» Your objective
Search the entries for the word "Windows" and pull out each line that has it.

*** Opening Data for processing ***

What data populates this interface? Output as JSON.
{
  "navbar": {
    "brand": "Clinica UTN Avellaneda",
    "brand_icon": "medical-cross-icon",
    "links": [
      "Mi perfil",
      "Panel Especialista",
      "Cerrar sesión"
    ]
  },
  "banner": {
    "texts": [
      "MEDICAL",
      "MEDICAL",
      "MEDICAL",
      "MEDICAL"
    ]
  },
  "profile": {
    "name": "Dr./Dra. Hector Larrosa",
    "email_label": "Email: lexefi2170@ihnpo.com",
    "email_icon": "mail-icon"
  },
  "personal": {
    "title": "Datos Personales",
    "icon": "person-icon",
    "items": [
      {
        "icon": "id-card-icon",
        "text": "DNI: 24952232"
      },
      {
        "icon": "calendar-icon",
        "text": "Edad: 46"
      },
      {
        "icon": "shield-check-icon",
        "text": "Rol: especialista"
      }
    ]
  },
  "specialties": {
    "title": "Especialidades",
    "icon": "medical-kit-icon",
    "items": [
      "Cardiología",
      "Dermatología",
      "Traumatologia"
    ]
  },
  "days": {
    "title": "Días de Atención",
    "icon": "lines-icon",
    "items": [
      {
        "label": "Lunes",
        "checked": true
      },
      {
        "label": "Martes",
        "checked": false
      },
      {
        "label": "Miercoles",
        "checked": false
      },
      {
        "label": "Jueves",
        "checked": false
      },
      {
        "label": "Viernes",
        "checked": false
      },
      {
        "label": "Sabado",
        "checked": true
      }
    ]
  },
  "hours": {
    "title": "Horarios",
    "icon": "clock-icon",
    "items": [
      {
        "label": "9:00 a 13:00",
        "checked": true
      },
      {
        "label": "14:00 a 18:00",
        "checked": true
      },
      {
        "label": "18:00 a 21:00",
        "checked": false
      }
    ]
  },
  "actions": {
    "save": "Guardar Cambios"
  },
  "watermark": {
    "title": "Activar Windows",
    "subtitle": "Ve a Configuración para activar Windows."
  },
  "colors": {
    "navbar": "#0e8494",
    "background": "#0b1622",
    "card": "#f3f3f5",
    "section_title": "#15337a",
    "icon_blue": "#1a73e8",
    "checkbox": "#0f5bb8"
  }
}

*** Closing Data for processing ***

» Answer box
    "title": "Activar Windows",
    "subtitle": "Ve a Configuración para activar Windows."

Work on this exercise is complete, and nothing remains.